What Do You Do If A Product Cannot Be Launched On Time?
The cold, hard truth is that if you’re a product manager, you will miss your deadlines. It happens all the time to product managers everywhere. No matter how you try to avoid it, issues will arise, priorities will change, and unforeseen circumstances and issues will squash your plans.
And yet, this is still one of the most common questions product managers ask us, “But what do I do when we realize we’re not going to be able to launch on time?”
First of all, there is no reason to panic. This is the unknown territory you were hired to manage. If the variables have changed, so can your plans. You have every right to change the launch date. You can even change your mind about priorities if that’s what you’ve realized is best for your product.
But you can’t do any of that if you’ve promised too much, too early.
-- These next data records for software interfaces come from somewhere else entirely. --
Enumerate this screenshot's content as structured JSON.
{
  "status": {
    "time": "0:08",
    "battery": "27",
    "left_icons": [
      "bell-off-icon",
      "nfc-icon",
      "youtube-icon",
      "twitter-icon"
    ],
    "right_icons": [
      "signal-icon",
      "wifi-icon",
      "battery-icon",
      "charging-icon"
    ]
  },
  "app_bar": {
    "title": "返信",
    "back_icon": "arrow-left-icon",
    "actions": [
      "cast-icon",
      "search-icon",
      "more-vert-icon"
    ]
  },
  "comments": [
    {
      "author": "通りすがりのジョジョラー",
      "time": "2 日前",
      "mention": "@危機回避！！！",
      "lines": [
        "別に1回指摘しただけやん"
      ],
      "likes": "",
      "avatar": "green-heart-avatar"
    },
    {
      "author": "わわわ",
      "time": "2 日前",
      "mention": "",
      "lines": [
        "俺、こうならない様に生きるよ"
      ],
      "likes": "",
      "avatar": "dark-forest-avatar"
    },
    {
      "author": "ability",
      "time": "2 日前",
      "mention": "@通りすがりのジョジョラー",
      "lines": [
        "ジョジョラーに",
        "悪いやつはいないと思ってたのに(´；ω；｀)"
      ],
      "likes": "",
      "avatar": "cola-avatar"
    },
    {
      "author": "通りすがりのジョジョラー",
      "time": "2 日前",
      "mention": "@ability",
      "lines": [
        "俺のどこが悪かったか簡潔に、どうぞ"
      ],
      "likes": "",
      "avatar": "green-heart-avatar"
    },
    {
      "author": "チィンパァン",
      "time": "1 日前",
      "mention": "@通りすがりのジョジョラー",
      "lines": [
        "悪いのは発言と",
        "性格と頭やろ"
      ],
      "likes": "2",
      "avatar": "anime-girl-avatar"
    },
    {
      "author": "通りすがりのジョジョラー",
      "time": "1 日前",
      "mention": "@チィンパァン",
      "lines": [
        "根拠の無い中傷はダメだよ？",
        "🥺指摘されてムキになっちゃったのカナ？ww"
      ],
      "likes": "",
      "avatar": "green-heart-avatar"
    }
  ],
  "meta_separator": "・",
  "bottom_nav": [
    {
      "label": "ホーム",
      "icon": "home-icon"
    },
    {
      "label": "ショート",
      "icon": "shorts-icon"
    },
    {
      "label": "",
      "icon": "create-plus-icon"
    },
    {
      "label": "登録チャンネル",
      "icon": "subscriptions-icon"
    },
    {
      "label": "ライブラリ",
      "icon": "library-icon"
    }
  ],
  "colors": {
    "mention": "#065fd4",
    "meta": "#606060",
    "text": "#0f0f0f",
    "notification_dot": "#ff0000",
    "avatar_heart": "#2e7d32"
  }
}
This is the problem many of the PMs run into – they put themselves in a box and then they can’t get out.
You don’t have to do this to yourself.
[bctt tweet=”You were hired to manage unknown territory. If the variables have changed, so can your plans. -@dreasaez”]
If you successfully build enough space around your plans today, you can negotiate the specifics later.
The wiggle room you create for yourself now puts an incredible amount of power and confidence back in your hands. You don’t have to commit to anything anymore!
[bctt tweet=”If you successfully build enough space around your plans today, you can negotiate specifics later. -@dreasaez”]
Communicate themes, don’t promise features
If you’re promising features, you’re going to HAVE to deliver on them – and you will get a lot of grief when you go back on your word.
So don’t promise anyone anything. Communicate with themes instead.
For example, a theme could be: “Awesome reviewer experience”, “User story management” or “Custom reporting” – each with a short description as to what your goal is, why you’re building it, and what your goals are tying it back to your product canvas. (By the way, I’m lifting these straight out of ProdPad’s public roadmap.)
We are always clear and transparent with our themes so our stakeholders know what to expect from us – but we also want to leave ourselves room to adjust when and how we do it.
If you work with themes, you get to control how you solve a problem rather than getting stuck solving pieces of a problem. It’s also much easier to communicate changes using a theme-based roadmap because you haven’t tied yourself down to a specific feature or release date.
Just think – if you cancel a feature you’ve already promised, you’re going to have to do a lot of damage control.
Instead, if you’ve communicated the overall themes you are going to tackle in the current term, you can easily shuffle your priorities around. Maybe instead of 1-2-3, you go 2-3-1. Or 3-2-1. The important thing is you’ve already communicated your priorities to everyone, so nothing will come as a surprise.
Hear that? That’s the sound of freedom.
[bctt tweet= “Don’t promise anyone anything. Communicate with themes instead. -@dreasaez”]
Hand over release planning to your dev team/project managers
You’re a product manager, you’re not a project manager – you shouldn’t be working two jobs. (Unless you’ve been somehow been roped into doing both, my condolences to you.)
When you’ve decided on a set of priorities, send them over to your dev leads or project managers. They can evaluate the specs, allocate resources and come back to you with time estimates. At the end of the day, they know and understand the resources at their disposal better.
If you’ve spec’d out things properly (which hopefully, you have), then anyone from the lead dev to the junior dev can pick up something at any point and work on it. Let them dictate the order and speed in which they knock out their tasks, so you can adjust your priorities against them.
Other benefits that come with keeping your product and project management separate:
- You get to keep your strategic plans (product roadmap) separate from your tactical plans (release plan). When one changes, you can adjust the other.
- If you do have the unfortunate double role of product and project manager, you can keep the two distinct roles separate by using two different apps. You will have the work nicely organized for the day you hand over one of the roles to someone else.
It’s been proven plenty of times that project management tools are not meant for product management!
Why wait until the worst thing happens? The best product managers know that the worst thing IS going to happen. Know where the cracks might be and have a backup plan ready.
Get some help from your other teams here, especially your client-facing colleagues. Sales, support and marketing have useful insights, but you have to dig for them early and often. Ask yourself and your teams questions like these to help you identify an alternative course of action:
- Is this feature all that important?
- Do we have any quick wins?
- Will launching or not launching it really make a difference?
- How pissed off will clients be if we re-prioritize?
- Is this big priority worth putting all our resources in this one basket?
- Should we kill the project altogether?
On that last note, sometimes you do have to kill the project. It’s better to realize that than continue to spend time launching something that no longer makes sense.